Legislative committee OKs governor’s expansion of small business relief program
An Alaska legislative committee has agreed to Gov. Mike Dunleavy’s plan to expand access to a federally funded small business relief program.
The changes remove a restriction that has prevented businesses affected by COVID-19 from receiving AK CARES grants if they also received federal Payroll Protection Program loans or Economic Injury Disaster Loans. And the plan also allows small business owners who have another, primary source of income to receive grants.
The Legislative Budget and Audit Committee signed off on the plan during a meeting on Thursday.
Anchorage Republican Sen. Natasha von Imhof is a committee member. She said there have been delays in getting the grants to businesses.
“The fingers cannot be pointed at the Legislature any more that we were the bottleneck, because we said, ‘OK,’” she said. “So now the onus, the volley, is back in the governor’s court and the administration’s court to get this money out.”
Dunleavy’s administration would have had to wait until early October to make the changes, if the committee didn’t agree to the plan. Now it can implement the changes immediately.
The governor set aside $290 million for the program.
The committee also named Alexei Painter as the Legislature’s new chief nonpartisan budget analyst.
Painter will be the director of the Legislative Finance Division and replaces Pat Pitney. She left — after being in the job for six months — to become the interim president of the University of Alaska. He is scheduled to start in the position on Monday.
The position is high-profile nonpartisan voice on state budget issues, with the director frequently testifying before the House and Senate finance committees. Before Pitney, previous director David Teal served for more than 20 years.
Painter said he’ll draw on his experience working on the budget.
“I think the top priority of legislative finance generally is to support the Legislature as it tries to make fiscal decisions, and we have some particularly difficult ones facing us over the next few years, so the priority is really just to provide the information and analysis that they need to make those decisions,” he said.

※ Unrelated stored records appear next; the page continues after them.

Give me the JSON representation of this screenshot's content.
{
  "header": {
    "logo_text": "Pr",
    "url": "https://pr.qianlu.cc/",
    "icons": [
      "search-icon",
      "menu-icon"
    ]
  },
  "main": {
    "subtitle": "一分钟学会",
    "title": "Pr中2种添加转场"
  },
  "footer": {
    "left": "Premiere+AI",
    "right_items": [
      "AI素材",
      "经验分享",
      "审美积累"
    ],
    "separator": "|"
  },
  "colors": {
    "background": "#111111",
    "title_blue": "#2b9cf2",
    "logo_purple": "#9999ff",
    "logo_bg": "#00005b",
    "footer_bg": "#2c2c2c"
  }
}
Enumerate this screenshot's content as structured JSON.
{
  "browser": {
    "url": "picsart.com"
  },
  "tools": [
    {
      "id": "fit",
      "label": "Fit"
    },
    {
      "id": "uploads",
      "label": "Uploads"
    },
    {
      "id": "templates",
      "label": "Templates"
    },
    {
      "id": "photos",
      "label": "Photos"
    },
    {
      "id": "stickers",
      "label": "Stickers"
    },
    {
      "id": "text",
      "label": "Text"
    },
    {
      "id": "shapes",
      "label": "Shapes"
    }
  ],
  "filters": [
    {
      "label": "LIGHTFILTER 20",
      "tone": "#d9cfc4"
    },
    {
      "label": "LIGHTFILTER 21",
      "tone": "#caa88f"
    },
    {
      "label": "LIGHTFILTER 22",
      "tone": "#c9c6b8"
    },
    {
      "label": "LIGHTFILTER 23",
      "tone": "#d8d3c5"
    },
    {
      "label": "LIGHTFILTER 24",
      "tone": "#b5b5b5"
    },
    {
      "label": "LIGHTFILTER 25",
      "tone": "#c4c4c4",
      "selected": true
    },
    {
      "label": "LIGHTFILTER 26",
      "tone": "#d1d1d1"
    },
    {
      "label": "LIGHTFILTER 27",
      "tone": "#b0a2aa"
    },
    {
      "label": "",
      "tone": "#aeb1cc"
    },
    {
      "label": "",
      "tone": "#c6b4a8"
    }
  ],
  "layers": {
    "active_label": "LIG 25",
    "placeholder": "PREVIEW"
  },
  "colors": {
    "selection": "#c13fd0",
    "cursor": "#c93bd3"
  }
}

Painter worked as a fiscal analyst for the division for more than five years, before joining the state’s Office of Management and Budget in June.